The issue is wine with chocolate. This time of year, as we approach candy producers' favorite holiday, you can see articles everywhere on the topic.
Why? It's simple. Valentine's Day gives editors a theme to assign in February, which is otherwise a bleak, short month, especially for food as so few things are in season.
Every wine writer has had to do a wine-with-chocolate article (yes, I've served that sentence). Many food writers also. More often, you get some general lifestyle writer who really doesn't know either well, but just knows she likes both.
The point is, this is an editor's story, not a food or wine expert's story. If you pay me $1000 to write a wine with chocolate article, I'll do it, because I'm a
My friend Sara Schneider of Sunset magazine has done just that here: This is the kind of article I would write, if you paid me. She has played the potential pairs in as positive a way as possible: Darker chocolates, sweeter wines. It's true that this is much better than a Russell Stover box and a bottle of expensive Cabernet. If you like eating squares of 70%-and-higher dark chocolate, and you have some Vin Santo sitting around, that's actually pretty good together.
But she can't ask the basic question, which is this: Why pair wine with chocolate at all?
Does everything you put in your mouth have to go with wine? Can't you enjoy wine with dinner, and chocolate afterward?

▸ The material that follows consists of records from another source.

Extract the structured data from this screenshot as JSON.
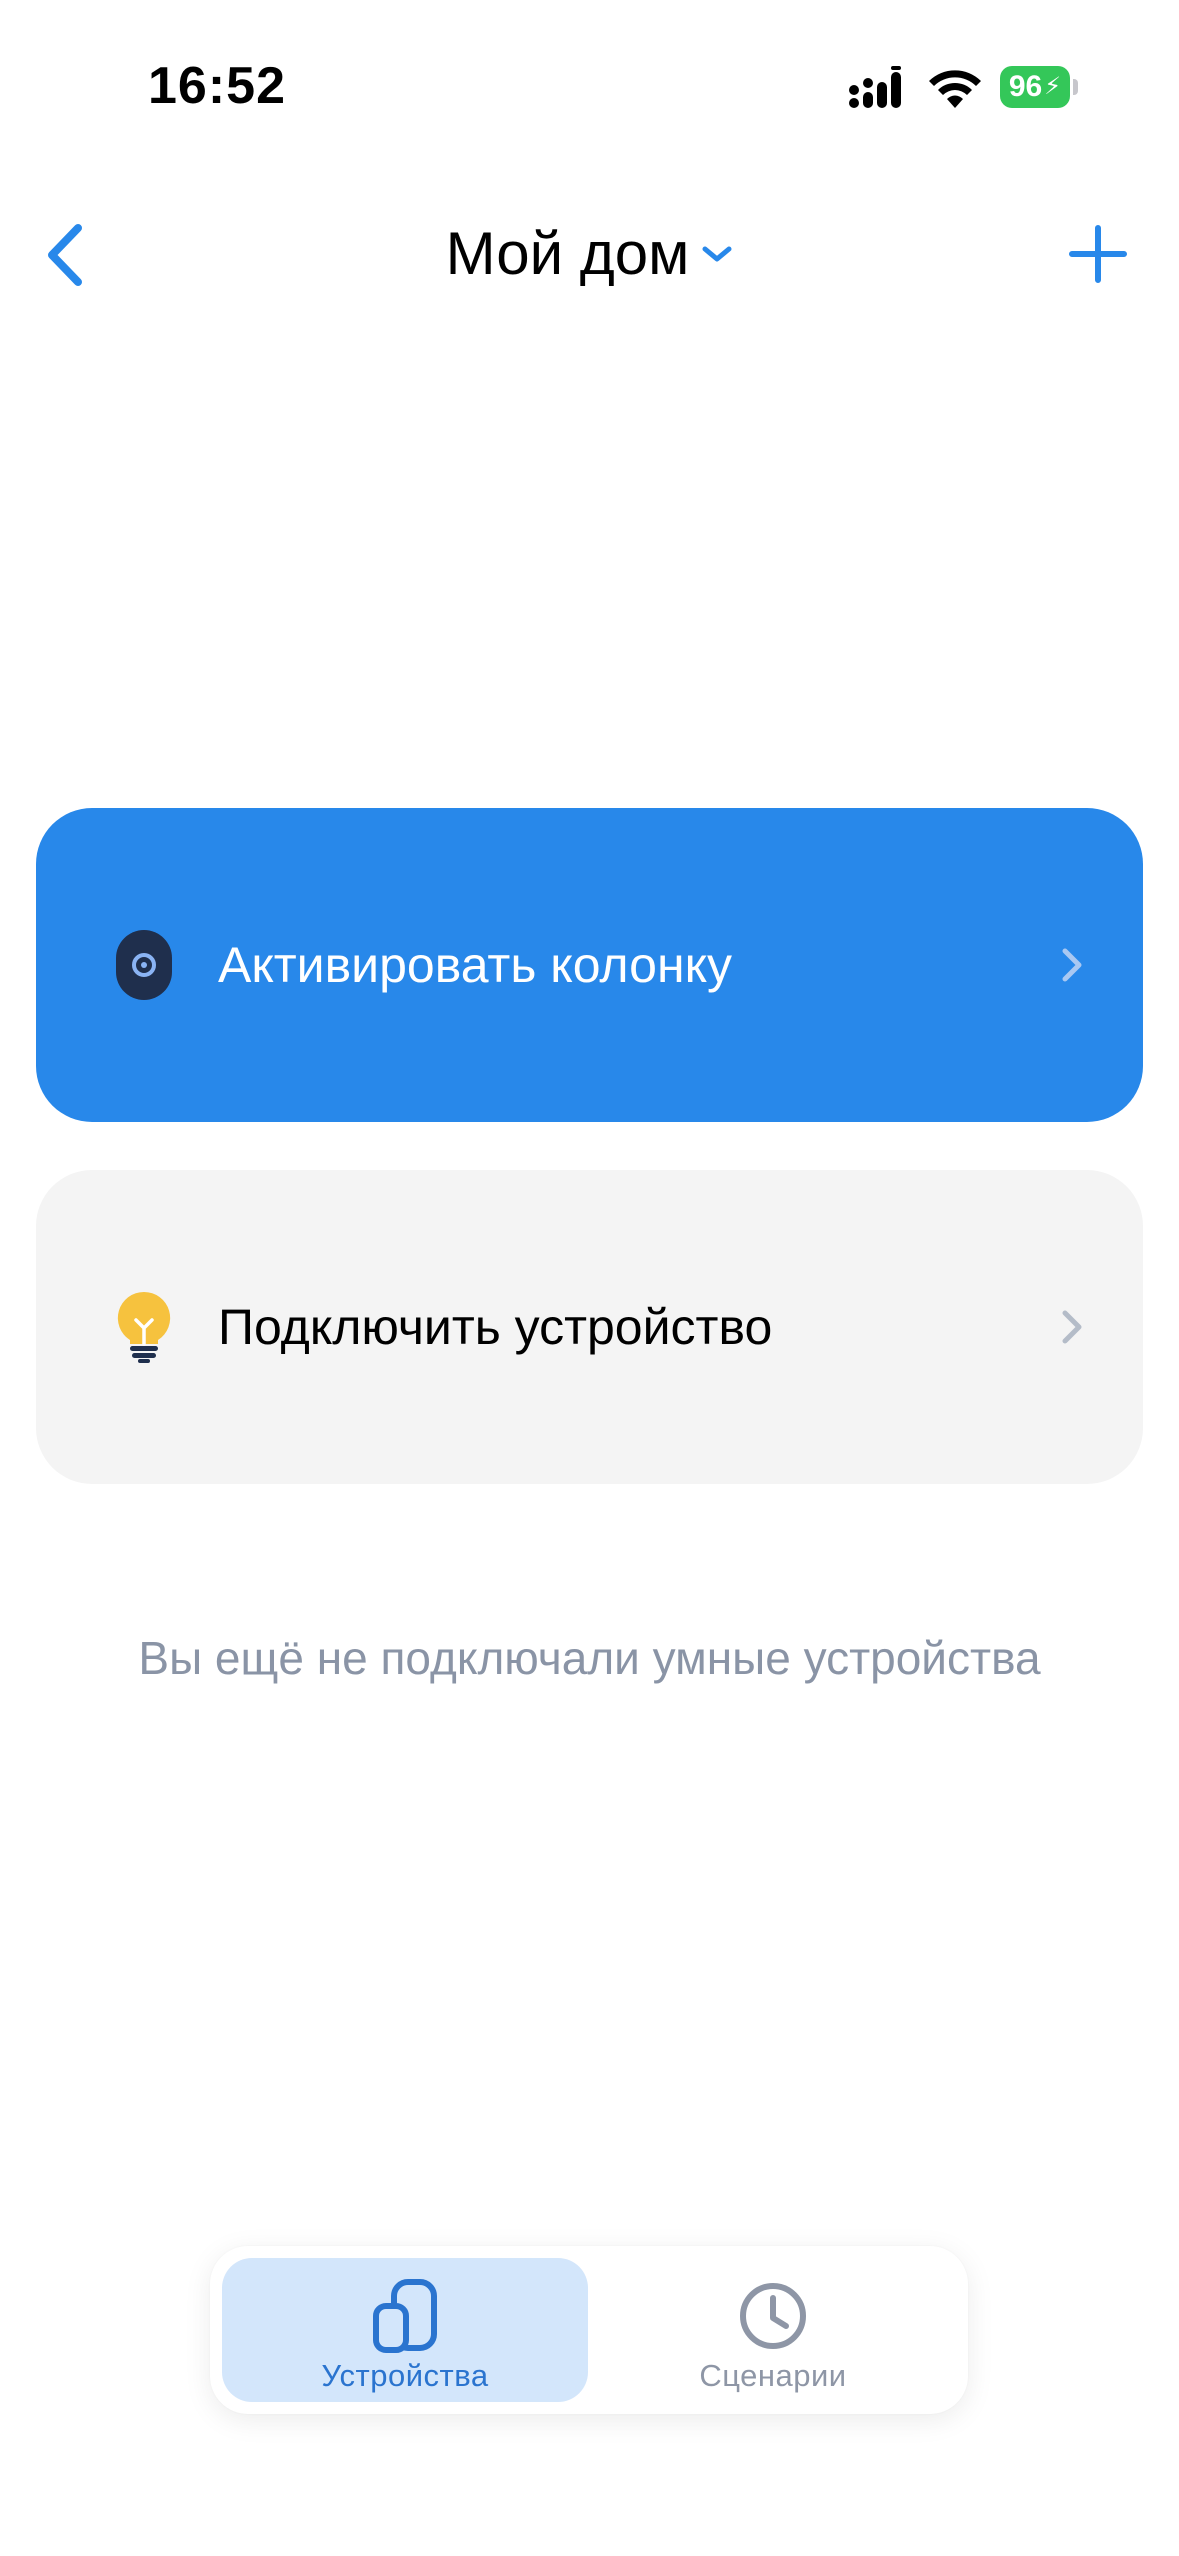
{
  "status_bar": {
    "time": "16:52",
    "battery": "96"
  },
  "nav": {
    "title": "Мой дом"
  },
  "cards": {
    "activate": {
      "label": "Активировать колонку",
      "icon": "speaker-icon"
    },
    "connect": {
      "label": "Подключить устройство",
      "icon": "lightbulb-icon"
    }
  },
  "empty_state": "Вы ещё не подключали умные устройства",
  "tabs": {
    "devices": {
      "label": "Устройства",
      "icon": "devices-icon",
      "active": true
    },
    "scenarios": {
      "label": "Сценарии",
      "icon": "clock-icon",
      "active": false
    }
  },
  "colors": {
    "accent": "#2888ea",
    "active_tab_bg": "#d3e6fb",
    "secondary_card_bg": "#f4f4f4",
    "muted_text": "#8a94a6",
    "battery_green": "#34c759"
  }
}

Chocolate is not the worst of all foods with wine -- that would probably be chili peppers. But it's on the "difficult" list with artichokes, pickles, peanut butter, asparagus, Jello, etc. I could do a "wine with artichokes" article if I had to (Sauvignon Blanc), but it's unlikely I would ever do it more than once. Wine with chocolate, though, runs every year, everywhere.
While I was at the San Francisco Chronicle we did a huge pairing tasting of chocolates with every wine reputedly good with chocolate: Pink sparklers, Merlot, Zinfandel, Cabernet, Port, Sherry, Vin Santo. I liked Vin Santo best of all; other than an Israeli pomegranate wine I had once, it was the best wine I've ever had with chocolate. Some of the other combos weren't offensive. But our main conclusion was that in almost every possible combo, the wine and chocolate are both better separately, and in more than half the cases they were awful together. And we were using good dark, supposedly "wine-friendly" plain chocolate -- not the filled bonbons most people eat.
So why do you keep seeing these perky "Perfect Pair For Valentine's Day!" stories?
It has become a self-fulfilling story: editors and unknowledgeable writers read the "wine with chocolate" article in other magazines and they just know it must be accurate. There's no money in contradicting conventional wisdom. I won't get paid for writing this unless thousands of people click on the Google ads on the right. I think I get 5 cents per click. So if 20,000 people click on the ad links, I will make as much money as if I had sold out and written another perky "wine with chocolate" article that I could cynically pound out in an hour, because the advice never changes.
I must add that you also see wine and chocolate paired in tasting rooms all over Napa Valley. Why? It's simple -- after the first winery visit of the day, most people are drunk and can't taste well anyway. Chocolate is good; give 'em some chocolate and they'll buy anything. I don't blame marketers for doing whatever they can to sell their wine, but it does help propagate this fallacy.
Folks, if you want to drink wine with chocolate, or artichokes, be my guest. Just know that you're being manipulated by the magazine industry.
If you don't believe me, I challenge you to do this: taste the wine. Pay attention (take notes, even if just to give it a rating of excellent, very good, whatever). Now taste the chocolate. Also, pay attention to how much you like it. Now, taste the wine again. Is it better? Worse? You tell me.
(Next up: There is no Santa Claus, and I'm not sure the Tooth Fairy is actually gay.)